Apparently, the numbers are in, and introverts account for approximately 1/3 of the world’s population. This seems strange to me, because most of the people I associate with would probably call themselves introverts. Then again, perhaps like simply attracts like. I suppose I had assumed, and perhaps hoped, that the ratio was more like 50/50.
I am a full-on introvert. This has been plain since I was a kid. In social situations, I would literally run and hide behind my mother’s legs when my parents tried to introduce me to someone new. I was an “easy child” because I could entertain myself for hours with a book or toys. I didn’t need a playmate necessarily. I even put myself to bed. (My dad tells stories about that even today. “It would be getting dark, and we’d start to wonder where in the house you’d wandered off to. But as soon as you were tired, you’d just wander into your room and put yourself to bed without telling anyone.” To which my husband sometimes responds, “She still does that!”)

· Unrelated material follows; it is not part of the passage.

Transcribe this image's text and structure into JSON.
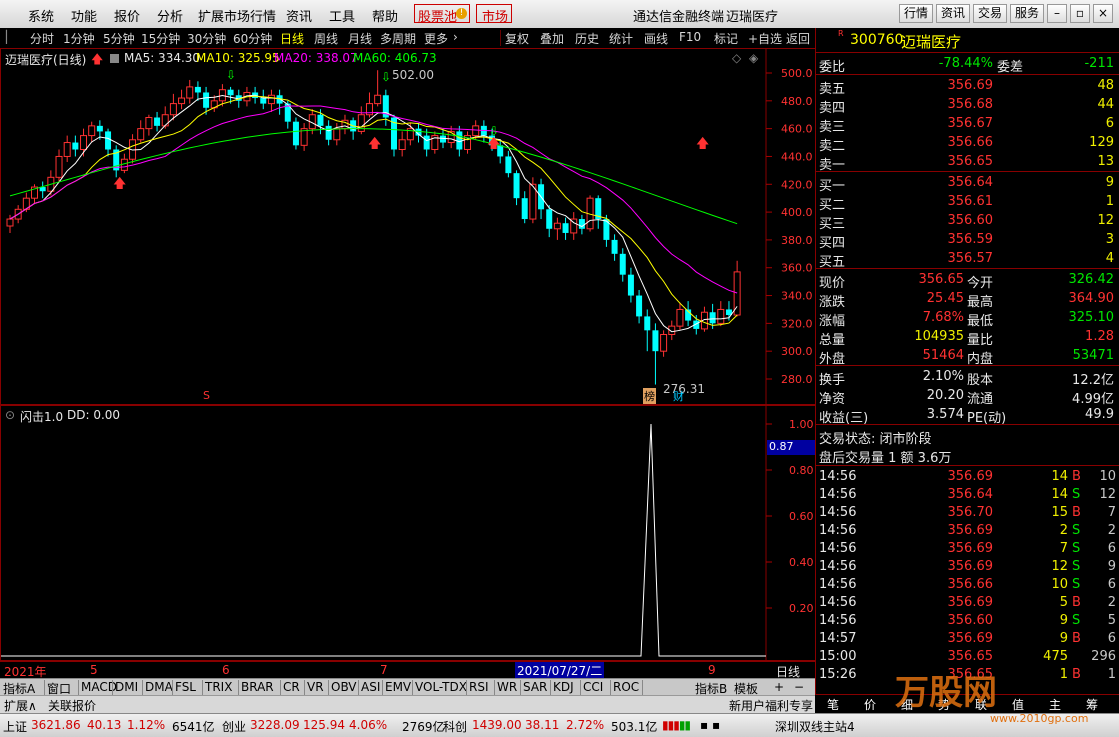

In grade school, I had morphed into an introvert/bookworm, checking out a dozen or so “chapter books” (usually about horses) at a time and finishing them before the end of two weeks. My mom was actually concerned that I read too much, and she tried to get me more involved outside of novels. By then, I had had the D.A.R.E. program in school, so I regularly informed her that a lot of kids do drugs…so she was lucky that all I had was a reading habit. (When I was eight, I started riding lessons. Pretty sure that was the only thing I would happily put a book down for…)
Don’t get me wrong, I always had friends. In fact, I usually was considered part of the “popular” crowd. Granted, I was fairly bad at being popular. While I sort of, kind of, belonged to such “groups” in school, I was almost always a fringe member…the bookish girl who usually knew the answers in class (thereby saving someone else from having to answer), the one who did most of the work in group projects, the one who was remarkably bad at sports.
I was so bad at being part of a group that I would very often lose touch with friends over the summer. I remember going to a birthday party at the end of the summer between my 7th grade and freshman year (I skipped the eighth grade…). Two of my three closest friends from the previous year met me in the driveway. They told me that they had pretty much convinced Whitney, the third friend, that I had died. Apparently, vanishing after the last day of school (i.e., not calling or making plans with anyone for two months) was weird.
Whitney hugged me as soon as she saw me, telling me she was glad I wasn’t dead. I felt badly about it–and also seriously wondered about the other two girls who had come up with the story–but, you know, I had been busy reading.
Somewhere along the line, I learned to fake extroversion in social situations. (I’m in sales…Introversion is not an option really.) I can turn it on and off when I want to, but being chatty and social with large groups still feels forced to me.
This is probably why I never enjoyed the “bar scene”
…or church picnics.
Or…if I’m being completely honest, that awkward moment during church service when the pastor asks you to introduce yourself to those around you.
But you know what? I’m beginning to learn that that’s ok.
Somewhere along the line, people starting prizing the qualities of the extrovert. And that’s fine really. But introverts have their place, too. Frankly, some of the characteristics of introverts are pretty awesome. We tend to think before speaking. We’re very good at working independently. We tend to have deep friendships. We tend to be very empathetic.
That’s some pretty good stuff.
Come to think of it, all of this is probably why I’ve always done so well on the farm…